IBH: The show is called RACINE(S), which translated from French as root(s).I’m working on it withL’Attraction Compagnieand with the director Jean Jacques Minazio and the musician David Amar. It was born when I was at Piste d’Azur out of a deep need, a hunger almost, to talk the complex relationship I have with the earth, with my land. It has so many layers of meaning: I’m an aerialist, which means I have a certain relationship with the ground; I’m an immigrant, which means I have a certain relationship with land; I’m a nomad, I’m an Israeli, I’m a child of nature – each of these layers has its own context. I wanted to explore all of that, to bring my dialogue with earth/land/ground to the stage.
SM: Speaking of your Israeli background, and being a fellow Israeli-artist-living-abroad myself, I’m curious: You are an Israeli artist who has been primarily living and working in Europe. How do you feel people treat you when they learn of your origins? What are your experiences around that topic?
IBH: The show is not about Israel, we didn’t want it to. Its subtext is influenced by my background as an Israeli, yes, but the questions of immigration, territories, refugees, it’s relevant worldwide these days. We wanted it to be universal, and it is.
So the show’s audiences, the outdoor version of me which we’ve already performed, people were touched on a primal level. We had reactions from children who were amazed – “Your mom lets you play in the mud like that?!” – all the way to an old woman who came to us teary-eyed and thanks us for “doing this show at a time when people need to see it”. It touches people on multiple levels, even if I created it partially from the experience of my Israeliness. I’m sure if I were to bring the show to Israel, responses would be on a different level.
As for how people respond to me as an Israeli… Well, I’m mostly around artists, circus makers, people who are open-minded to the world. Most people just go: “Wow… Good luck! It’s complicated where you’re from.” They can’t understand it fully, but they understand how complex it is. I’ve been living in France for six years and I’ve yet to come across anti-semitism or anti-Israel attitudes. I did come across critiques of the Israeli government, but usually people are able to separate the actions of the government from the people, and ask me to explain to them what it’s like for the people, for me.
SM: What was the process like of developing this show?

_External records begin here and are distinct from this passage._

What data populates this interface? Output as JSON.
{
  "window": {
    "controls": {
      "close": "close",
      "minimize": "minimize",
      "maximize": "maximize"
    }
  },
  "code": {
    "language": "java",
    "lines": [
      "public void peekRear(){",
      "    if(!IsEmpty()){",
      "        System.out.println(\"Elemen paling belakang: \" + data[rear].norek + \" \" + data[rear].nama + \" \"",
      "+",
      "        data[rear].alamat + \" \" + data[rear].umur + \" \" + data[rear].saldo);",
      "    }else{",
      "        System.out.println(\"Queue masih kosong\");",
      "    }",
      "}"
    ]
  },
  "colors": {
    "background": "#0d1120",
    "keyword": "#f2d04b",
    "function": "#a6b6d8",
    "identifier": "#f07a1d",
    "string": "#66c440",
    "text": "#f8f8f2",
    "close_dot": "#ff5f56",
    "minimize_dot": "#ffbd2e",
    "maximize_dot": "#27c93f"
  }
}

I started the process at Piste d’Azur, and when I graduated I was contacted by Minzaio (who saw one of my CNAC presentations) and he offered me to come with him on a residency to research and develop this show together. RACINE(s) is a duet between me and the musician, and it has two versions: one is a site-specific, outdoor version, in contact with a particular tree we find wherever we travel, in dialogue with the place around us; and now we’re in the last stages of the second version of the show.
Even though the production is happening in France, it was important for me to have a part of it done in Israel. I am living in France because this is where I currently have work, but my connection to Israel, to the land, is something that’s part of me. I want to bring this show to Israel, to have Israeli audiences see it, but opportunities are scarce. So I made the decision to bring some of it to Israel, on my own, so I could explore my relationship to the earth and land of Israel, to go through that internal process. So I had a short residency in Israel.

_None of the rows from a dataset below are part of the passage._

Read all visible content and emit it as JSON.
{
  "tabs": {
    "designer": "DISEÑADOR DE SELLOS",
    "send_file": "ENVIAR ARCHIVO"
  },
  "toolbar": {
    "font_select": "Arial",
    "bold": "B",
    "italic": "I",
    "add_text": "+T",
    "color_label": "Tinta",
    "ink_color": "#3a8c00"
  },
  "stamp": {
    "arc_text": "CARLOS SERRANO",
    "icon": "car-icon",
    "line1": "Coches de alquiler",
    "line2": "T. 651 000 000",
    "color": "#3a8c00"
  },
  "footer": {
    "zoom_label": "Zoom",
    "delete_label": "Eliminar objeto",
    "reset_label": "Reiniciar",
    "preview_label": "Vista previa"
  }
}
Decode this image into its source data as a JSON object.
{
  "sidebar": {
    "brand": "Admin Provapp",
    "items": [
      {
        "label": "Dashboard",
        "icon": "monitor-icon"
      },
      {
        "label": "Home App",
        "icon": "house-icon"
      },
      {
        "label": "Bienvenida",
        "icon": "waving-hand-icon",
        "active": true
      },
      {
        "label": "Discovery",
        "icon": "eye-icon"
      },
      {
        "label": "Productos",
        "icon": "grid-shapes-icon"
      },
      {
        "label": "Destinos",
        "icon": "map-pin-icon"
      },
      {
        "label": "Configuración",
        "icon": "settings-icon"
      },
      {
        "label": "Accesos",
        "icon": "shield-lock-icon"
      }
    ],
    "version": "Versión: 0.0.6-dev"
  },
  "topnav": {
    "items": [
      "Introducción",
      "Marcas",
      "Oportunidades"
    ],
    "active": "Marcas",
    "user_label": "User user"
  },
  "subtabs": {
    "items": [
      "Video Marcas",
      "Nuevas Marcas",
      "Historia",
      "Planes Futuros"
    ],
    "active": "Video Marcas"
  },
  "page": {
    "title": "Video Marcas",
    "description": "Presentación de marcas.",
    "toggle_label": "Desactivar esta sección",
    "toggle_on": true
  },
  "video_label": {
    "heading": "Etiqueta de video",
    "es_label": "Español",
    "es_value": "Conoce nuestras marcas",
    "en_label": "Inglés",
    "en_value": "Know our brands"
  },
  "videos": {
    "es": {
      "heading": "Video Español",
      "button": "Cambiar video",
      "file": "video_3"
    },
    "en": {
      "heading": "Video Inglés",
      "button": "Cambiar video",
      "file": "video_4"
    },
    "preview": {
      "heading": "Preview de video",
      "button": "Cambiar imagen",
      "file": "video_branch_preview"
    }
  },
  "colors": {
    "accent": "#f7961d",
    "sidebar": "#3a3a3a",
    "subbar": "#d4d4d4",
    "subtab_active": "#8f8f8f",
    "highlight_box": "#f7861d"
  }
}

After, I traveled to AUCH at CIRCa where we had a presentation of the show in front of programers and industry professionals. I brought a suitcase full of earth and emptied it onstage as part of my presentation, it has a certain gravitas to it.
Then our indoor show’s premiere will be at BIAC- Biennale international des Arts du Cirque, l, and specifically we will be at the Théàtre National de Nice January 25-26.

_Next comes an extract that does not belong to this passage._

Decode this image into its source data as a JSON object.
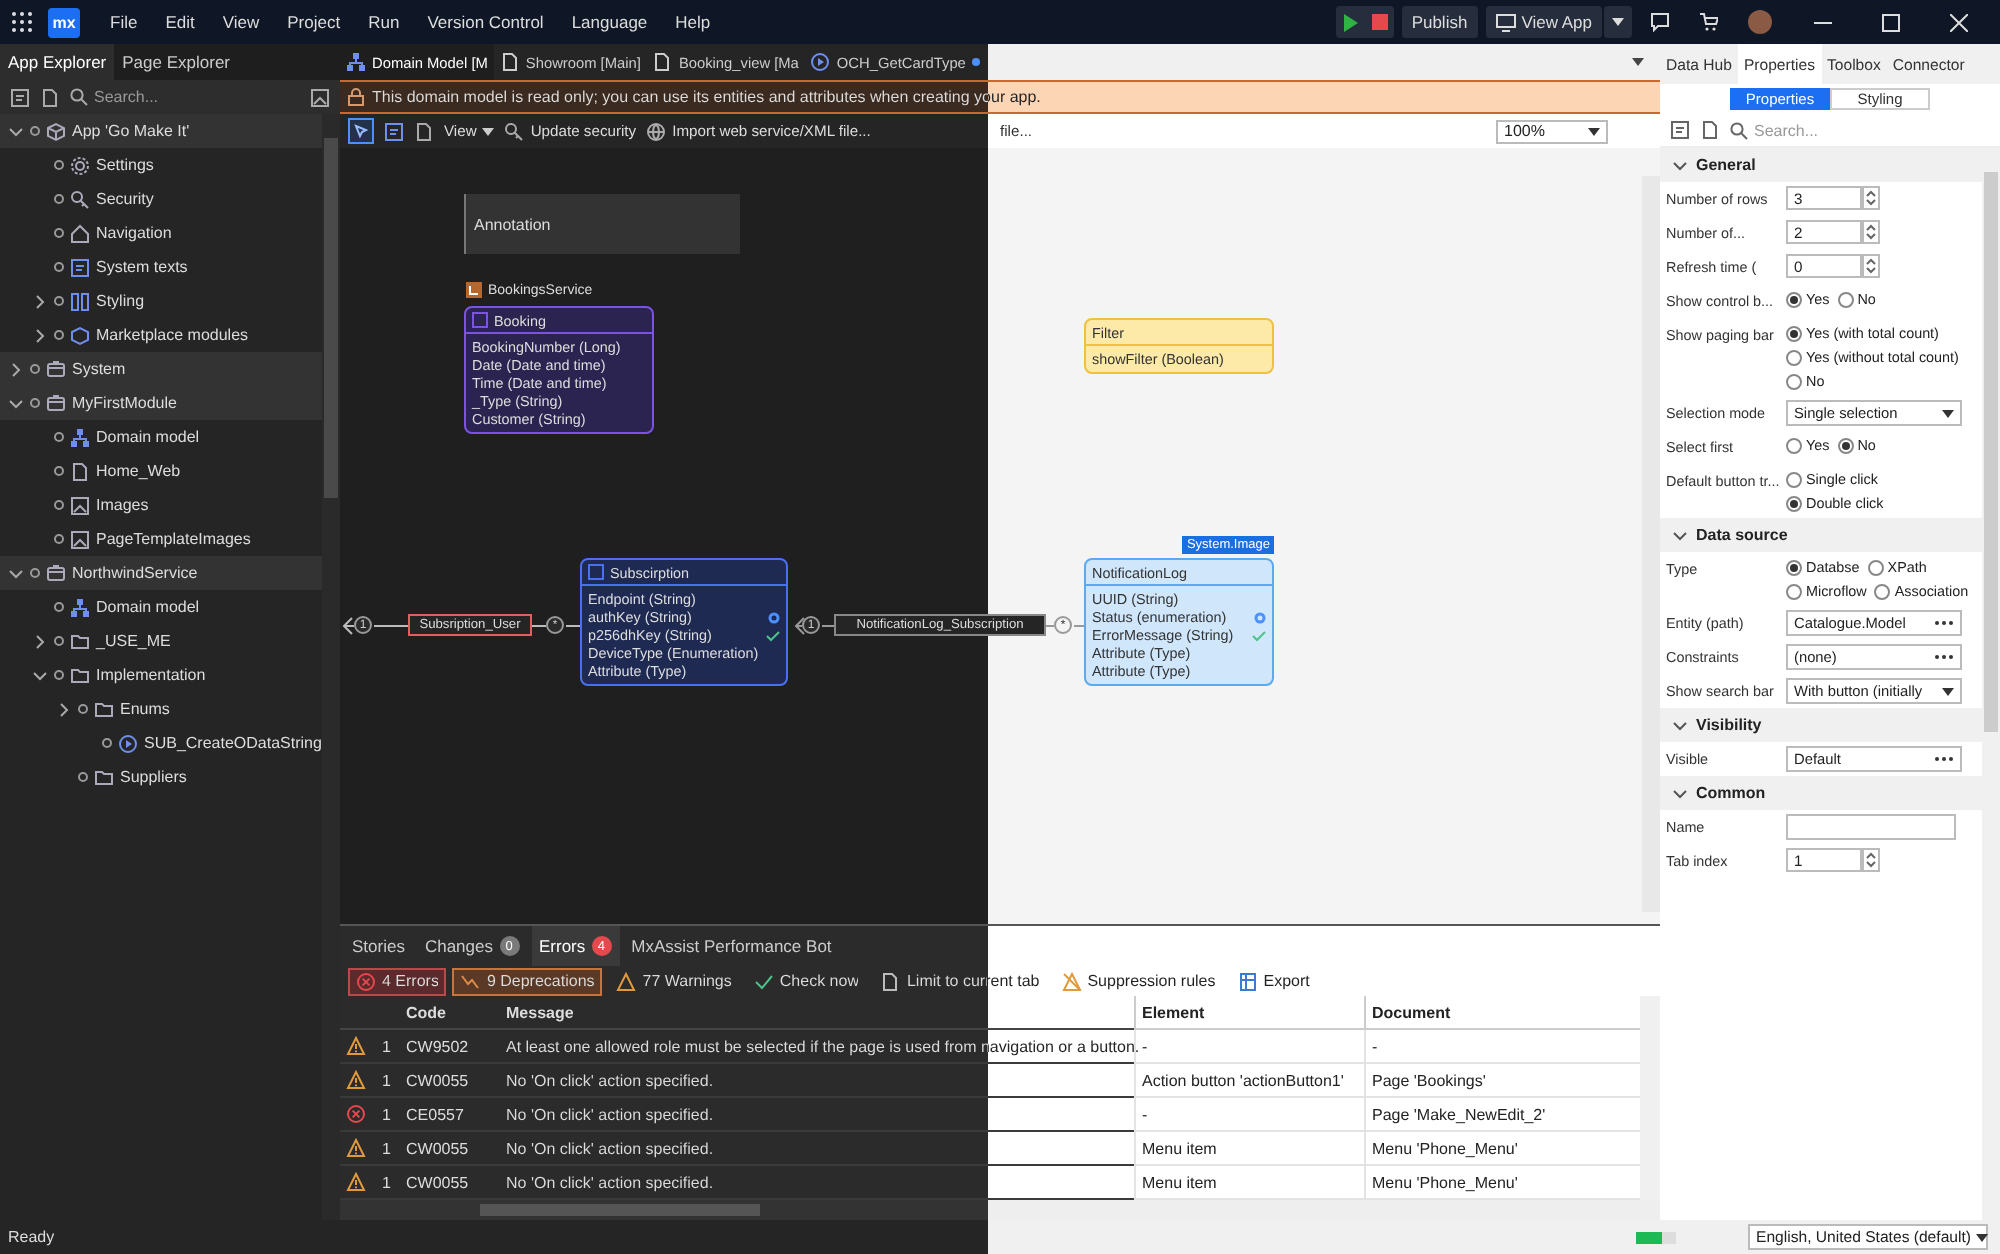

All photos courtesy of Aviv Tesler
Related content: Meet a Circus Grad–Mizuki Shinagawa